I wonder how many cars are running around with 3 or more types of brake fluid in them, not sure I want to think about that to much...

Basil
09-14-2003, 12:13 PM
<blockquote><font size="1" face="Verdana, Arial">quote:</font><hr>Originally posted by Mark Beiser:

I saw something once about bleeding some sort of alchohal through the system before putting in the silicone fluid.
<hr></blockquote>

You are correct sir, if you are going to switch over to Silicone DOT5 after a complete brake overhaul, it is a very good idea to pump some denatured alcohol through the system. However - all rummer parts in the entire system should also be renewed and its a good idea to blow some air through the system through the lines and let it sit for a day before adding new DOT 5, just to be certain that ALL of the alcohol is gone from the system. I did this procedure on my 67 EType when I converted to DOT5 and had years of trouble-free service.

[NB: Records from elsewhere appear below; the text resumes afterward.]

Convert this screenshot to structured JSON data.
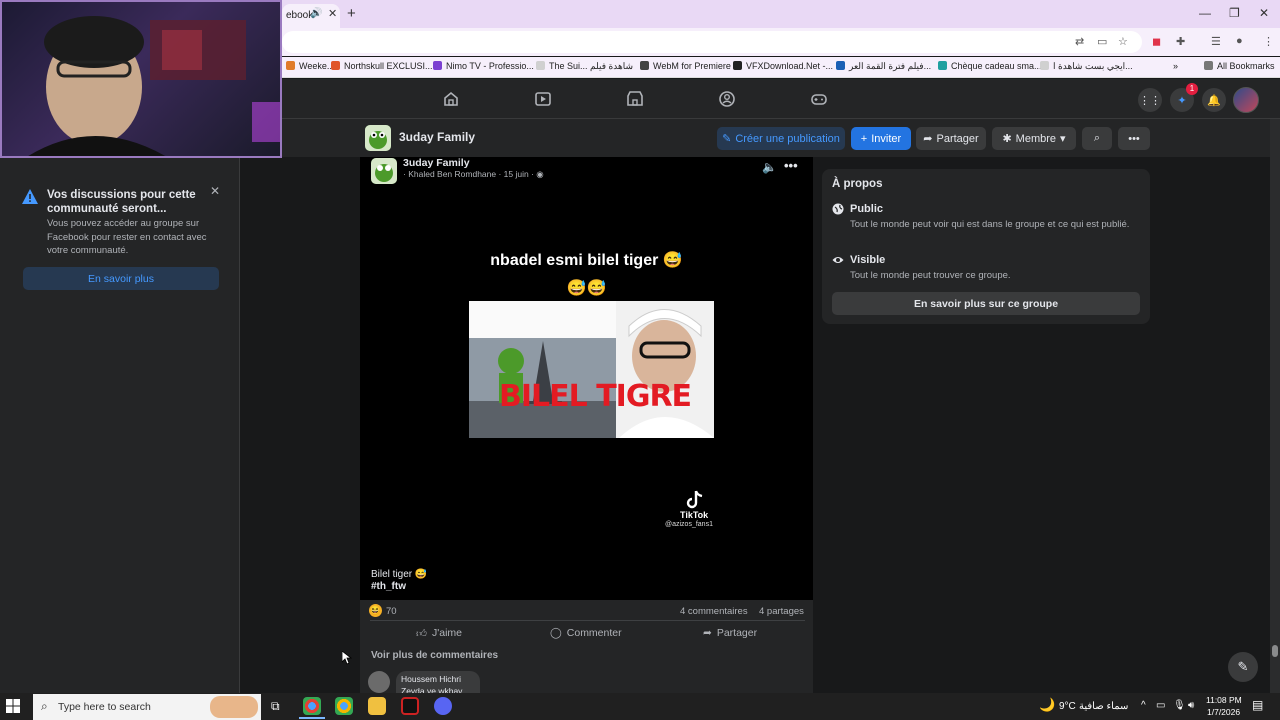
{
  "browser": {
    "active_tab_title": "ebook",
    "bookmarks": [
      {
        "label": "Weeke...",
        "color": "#e07b2a"
      },
      {
        "label": "Northskull EXCLUSI...",
        "color": "#e0542a"
      },
      {
        "label": "Nimo TV - Professio...",
        "color": "#7b3fd1"
      },
      {
        "label": "The Sui... شاهدة فيلم",
        "color": "#d0d0d0"
      },
      {
        "label": "WebM for Premiere",
        "color": "#444444"
      },
      {
        "label": "VFXDownload.Net -...",
        "color": "#222222"
      },
      {
        "label": "فيلم فترة القمة العر...",
        "color": "#1a5fb4"
      },
      {
        "label": "Chèque cadeau sma...",
        "color": "#20a0a0"
      },
      {
        "label": "ايجي بست شاهدة ا...",
        "color": "#d0d0d0"
      }
    ],
    "all_bookmarks_label": "All Bookmarks"
  },
  "facebook": {
    "notification_count": "1",
    "group": {
      "name": "3uday Family",
      "create_post_label": "Créer une publication",
      "invite_label": "Inviter",
      "share_label": "Partager",
      "member_label": "Membre"
    },
    "notice": {
      "title": "Vos discussions pour cette communauté seront...",
      "body": "Vous pouvez accéder au groupe sur Facebook pour rester en contact avec votre communauté.",
      "button": "En savoir plus"
    },
    "post": {
      "group_name": "3uday Family",
      "author": "Khaled Ben Romdhane",
      "date": "15 juin",
      "video_caption_line1": "nbadel esmi bilel tiger 😅",
      "video_caption_line2": "😅😅",
      "thumb_overlay_text": "BILEL TIGRE",
      "tiktok_name": "TikTok",
      "tiktok_handle": "@azizos_fans1",
      "caption": "Bilel tiger 😅",
      "hashtag": "#th_ftw",
      "reaction_count": "70",
      "comments_count": "4 commentaires",
      "shares_count": "4 partages",
      "like_label": "J'aime",
      "comment_label": "Commenter",
      "share_label": "Partager",
      "more_comments": "Voir plus de commentaires",
      "first_comment": {
        "author": "Houssem Hichri",
        "text": "Zeyda ye wkhay"
      }
    },
    "about": {
      "title": "À propos",
      "public_title": "Public",
      "public_desc": "Tout le monde peut voir qui est dans le groupe et ce qui est publié.",
      "visible_title": "Visible",
      "visible_desc": "Tout le monde peut trouver ce groupe.",
      "button": "En savoir plus sur ce groupe"
    }
  },
  "taskbar": {
    "search_placeholder": "Type here to search",
    "temperature": "9°C",
    "weather": "سماء صافية",
    "time": "11:08 PM",
    "date": "1/7/2026"
  }
}
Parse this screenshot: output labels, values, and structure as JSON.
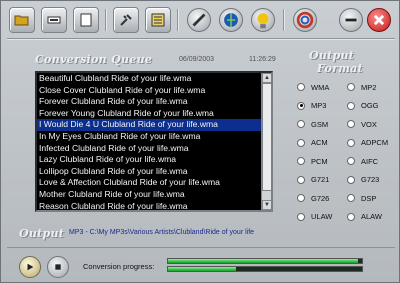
{
  "toolbar": {
    "buttons": [
      {
        "name": "open-folder-icon",
        "color": "#d6a31e"
      },
      {
        "name": "equalizer-icon",
        "color": "#333"
      },
      {
        "name": "document-icon",
        "color": "#fff"
      },
      {
        "name": "tools-icon",
        "color": "#333"
      },
      {
        "name": "list-icon",
        "color": "#2a2a2a"
      },
      {
        "name": "pen-icon",
        "color": "#333"
      },
      {
        "name": "globe-icon",
        "color": "#1c59b0"
      },
      {
        "name": "lightbulb-icon",
        "color": "#f1c40f"
      },
      {
        "name": "rings-icon",
        "color": "#c0392b"
      }
    ]
  },
  "queue": {
    "title": "Conversion Queue",
    "date": "06/09/2003",
    "time": "11:26:29",
    "items": [
      "Beautiful Clubland Ride of your life.wma",
      "Close Cover Clubland Ride of your life.wma",
      "Forever Clubland Ride of your life.wma",
      "Forever Young Clubland Ride of your life.wma",
      "I Would Die 4 U Clubland Ride of your life.wma",
      "In My Eyes Clubland Ride of your life.wma",
      "Infected Clubland Ride of your life.wma",
      "Lazy Clubland Ride of your life.wma",
      "Lollipop Clubland Ride of your life.wma",
      "Love & Affection Clubland Ride of your life.wma",
      "Mother Clubland Ride of your life.wma",
      "Reason Clubland Ride of your life.wma"
    ],
    "selected_index": 4
  },
  "output_format": {
    "title_line1": "Output",
    "title_line2": "Format",
    "options": [
      {
        "label": "WMA",
        "selected": false
      },
      {
        "label": "MP2",
        "selected": false
      },
      {
        "label": "MP3",
        "selected": true
      },
      {
        "label": "OGG",
        "selected": false
      },
      {
        "label": "GSM",
        "selected": false
      },
      {
        "label": "VOX",
        "selected": false
      },
      {
        "label": "ACM",
        "selected": false
      },
      {
        "label": "ADPCM",
        "selected": false
      },
      {
        "label": "PCM",
        "selected": false
      },
      {
        "label": "AIFC",
        "selected": false
      },
      {
        "label": "G721",
        "selected": false
      },
      {
        "label": "G723",
        "selected": false
      },
      {
        "label": "G726",
        "selected": false
      },
      {
        "label": "DSP",
        "selected": false
      },
      {
        "label": "ULAW",
        "selected": false
      },
      {
        "label": "ALAW",
        "selected": false
      }
    ]
  },
  "output": {
    "label": "Output",
    "path": "MP3  -  C:\\My MP3s\\Various Artists\\Clubland\\Ride of your life"
  },
  "progress": {
    "label": "Conversion progress:",
    "file_fraction": 0.98,
    "total_fraction": 0.35
  }
}
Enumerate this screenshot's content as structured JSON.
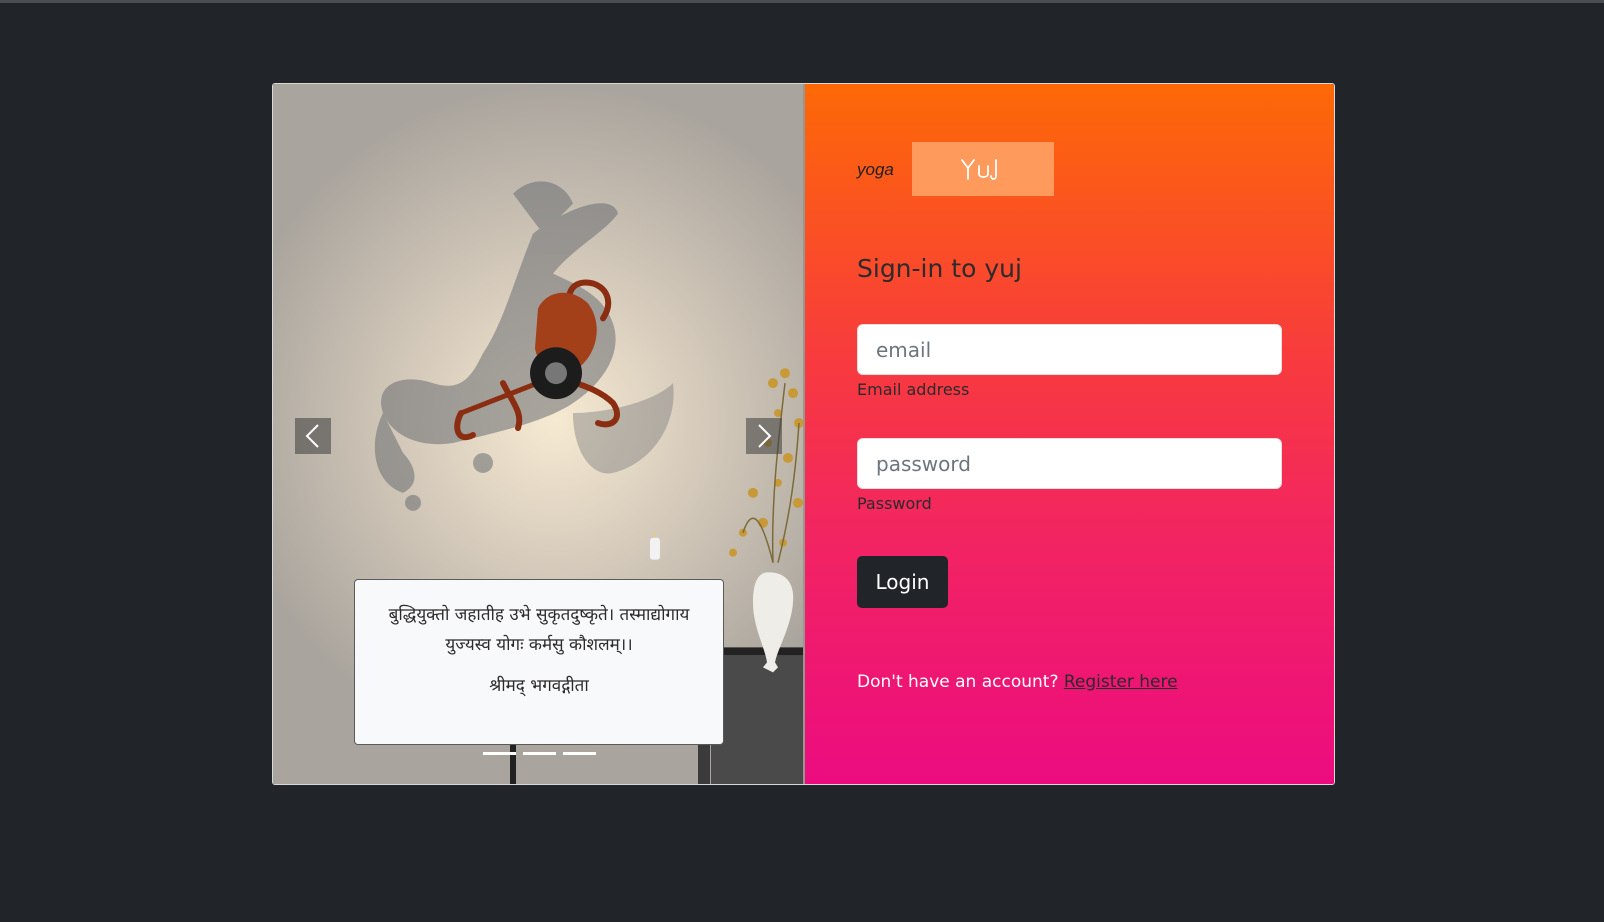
{
  "carousel": {
    "caption_verse": "बुद्धियुक्तो जहातीह उभे सुकृतदुष्कृते। तस्माद्योगाय युज्यस्व योगः कर्मसु कौशलम्।।",
    "caption_source": "श्रीमद् भगवद्गीता",
    "slide_count": 3,
    "active_index": 0
  },
  "brand": {
    "text": "yoga",
    "logo_alt": "Yuj"
  },
  "signin": {
    "heading": "Sign-in to yuj",
    "email_placeholder": "email",
    "email_label": "Email address",
    "password_placeholder": "password",
    "password_label": "Password",
    "login_label": "Login",
    "register_prompt": "Don't have an account?",
    "register_link": "Register here"
  },
  "colors": {
    "page_background": "#212529",
    "gradient_top": "#fd6906",
    "gradient_bottom": "#ec0c80",
    "logo_box": "#fd9a5c",
    "button": "#212529"
  }
}
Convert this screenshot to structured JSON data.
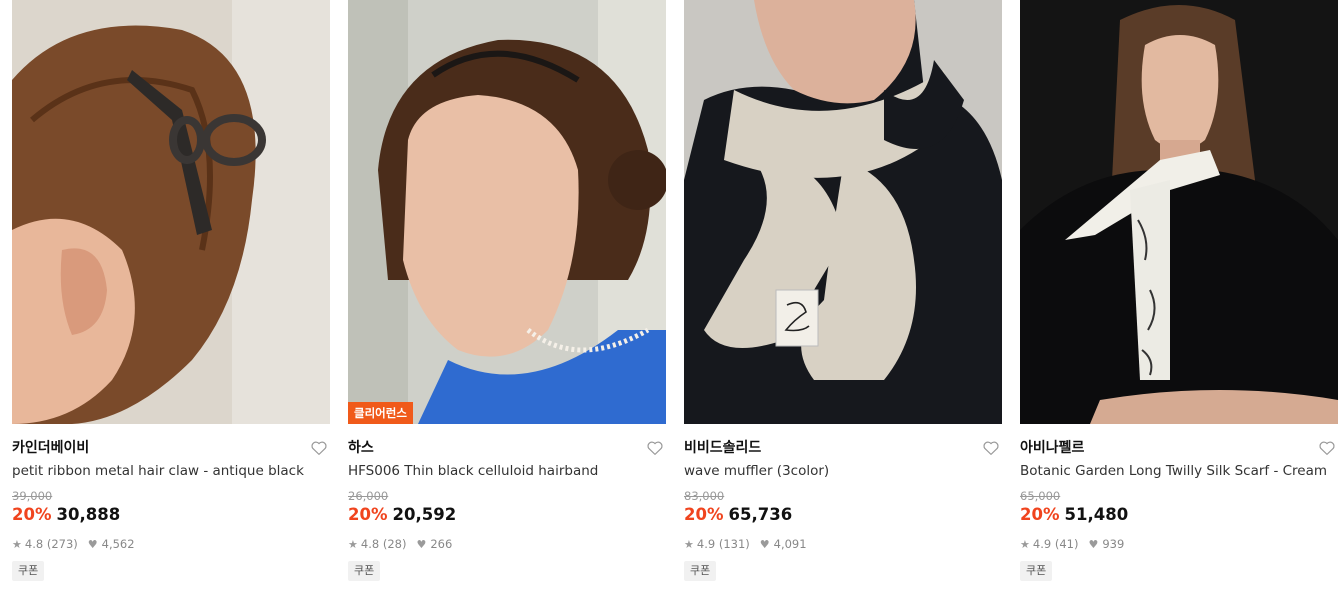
{
  "products": [
    {
      "brand": "카인더베이비",
      "name": "petit ribbon metal hair claw - antique black",
      "original_price": "39,000",
      "discount": "20%",
      "price": "30,888",
      "rating": "4.8",
      "reviews": "(273)",
      "likes": "4,562",
      "coupon": "쿠폰",
      "badge": ""
    },
    {
      "brand": "하스",
      "name": "HFS006 Thin black celluloid hairband",
      "original_price": "26,000",
      "discount": "20%",
      "price": "20,592",
      "rating": "4.8",
      "reviews": "(28)",
      "likes": "266",
      "coupon": "쿠폰",
      "badge": "클리어런스"
    },
    {
      "brand": "비비드솔리드",
      "name": "wave muffler (3color)",
      "original_price": "83,000",
      "discount": "20%",
      "price": "65,736",
      "rating": "4.9",
      "reviews": "(131)",
      "likes": "4,091",
      "coupon": "쿠폰",
      "badge": ""
    },
    {
      "brand": "아비나펠르",
      "name": "Botanic Garden Long Twilly Silk Scarf - Cream",
      "original_price": "65,000",
      "discount": "20%",
      "price": "51,480",
      "rating": "4.9",
      "reviews": "(41)",
      "likes": "939",
      "coupon": "쿠폰",
      "badge": ""
    }
  ],
  "icons": {
    "wishlist": "heart-outline-icon",
    "rating": "star-icon",
    "likes": "heart-filled-icon"
  },
  "colors": {
    "discount": "#f0441e",
    "badge": "#f05a1a"
  }
}
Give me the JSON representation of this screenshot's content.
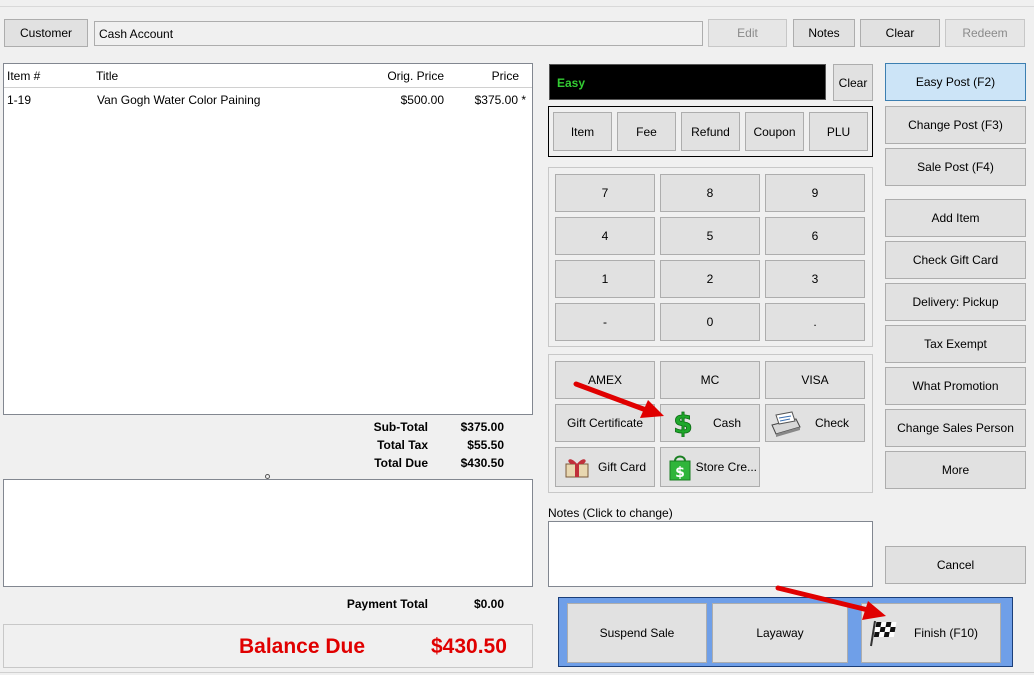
{
  "header": {
    "customer_button": "Customer",
    "customer_value": "Cash Account",
    "edit_button": "Edit",
    "notes_button": "Notes",
    "clear_button": "Clear",
    "redeem_button": "Redeem"
  },
  "items_table": {
    "columns": [
      "Item #",
      "Title",
      "Orig. Price",
      "Price"
    ],
    "rows": [
      {
        "item": "1-19",
        "title": "Van Gogh Water Color Paining",
        "orig_price": "$500.00",
        "price": "$375.00 *"
      }
    ]
  },
  "totals": {
    "subtotal_label": "Sub-Total",
    "subtotal_value": "$375.00",
    "tax_label": "Total Tax",
    "tax_value": "$55.50",
    "due_label": "Total Due",
    "due_value": "$430.50",
    "payment_label": "Payment Total",
    "payment_value": "$0.00",
    "balance_label": "Balance Due",
    "balance_value": "$430.50"
  },
  "entry": {
    "mode_text": "Easy",
    "clear_button": "Clear",
    "type_buttons": [
      "Item",
      "Fee",
      "Refund",
      "Coupon",
      "PLU"
    ]
  },
  "keypad": [
    "7",
    "8",
    "9",
    "4",
    "5",
    "6",
    "1",
    "2",
    "3",
    "-",
    "0",
    "."
  ],
  "tenders": {
    "amex": "AMEX",
    "mc": "MC",
    "visa": "VISA",
    "gift_certificate": "Gift Certificate",
    "cash": "Cash",
    "check": "Check",
    "gift_card": "Gift Card",
    "store_credit": "Store Cre..."
  },
  "notes_label": "Notes (Click to change)",
  "side_buttons": {
    "easy_post": "Easy Post (F2)",
    "change_post": "Change Post (F3)",
    "sale_post": "Sale Post (F4)",
    "add_item": "Add Item",
    "check_gift_card": "Check Gift Card",
    "delivery": "Delivery: Pickup",
    "tax_exempt": "Tax Exempt",
    "what_promotion": "What Promotion",
    "change_sales_person": "Change Sales Person",
    "more": "More",
    "cancel": "Cancel"
  },
  "bottom_buttons": {
    "suspend_sale": "Suspend Sale",
    "layaway": "Layaway",
    "finish": "Finish (F10)"
  },
  "colors": {
    "accent_red": "#e00000",
    "easy_green": "#33cc33",
    "bottom_panel": "#6f9fe8",
    "active_button": "#cce4f7"
  }
}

Basil

Newbie Joe
09-14-2003, 05:33 PM
When I got the car the MC was entirely dry. However when i tried to get it to work i used Dot 3. Which fluid should i use now? Thanks coolgleam.gif

Mark Jones
09-15-2003, 12:17 PM
I would use DOT 4 to be on the safe side.

Eric
09-15-2003, 08:35 PM
I've been using DOT3 on my LBC's since the early 70's with no problems at all (at least none related to the brake fluid). Austins, Jags, Triumphs - all DOT3. I recently replace the brake servo on my GT6 with a Lockheed unit (also British - from the London taxis) as the original Girling is no longer available. The instructions with the Lockheed unit specifically said not to use DOT4 and only to use DOT3.

If people have been having problems with brake systems using DOT3, I'm thinking the source of the problem may lie elsewhere. Lately I've been using Ford spec DOT 3 as it has a 550 degree boiling point (vs about 450 for regular DOT 3), and its much cheaper than DOT 5.

UltimateQuestion
09-16-2003, 09:35 AM
Maybe this will add to the understanding (or the confusion) on DOT3 vs DOT 4. I seem to remember reading somewhere that the old British specification for DOT 3 is equivalent to US DOT 4. I would not use US DOT 3, I stick with Castrol LMA, it makes my LBC's brakes happy. graemlins/england.gif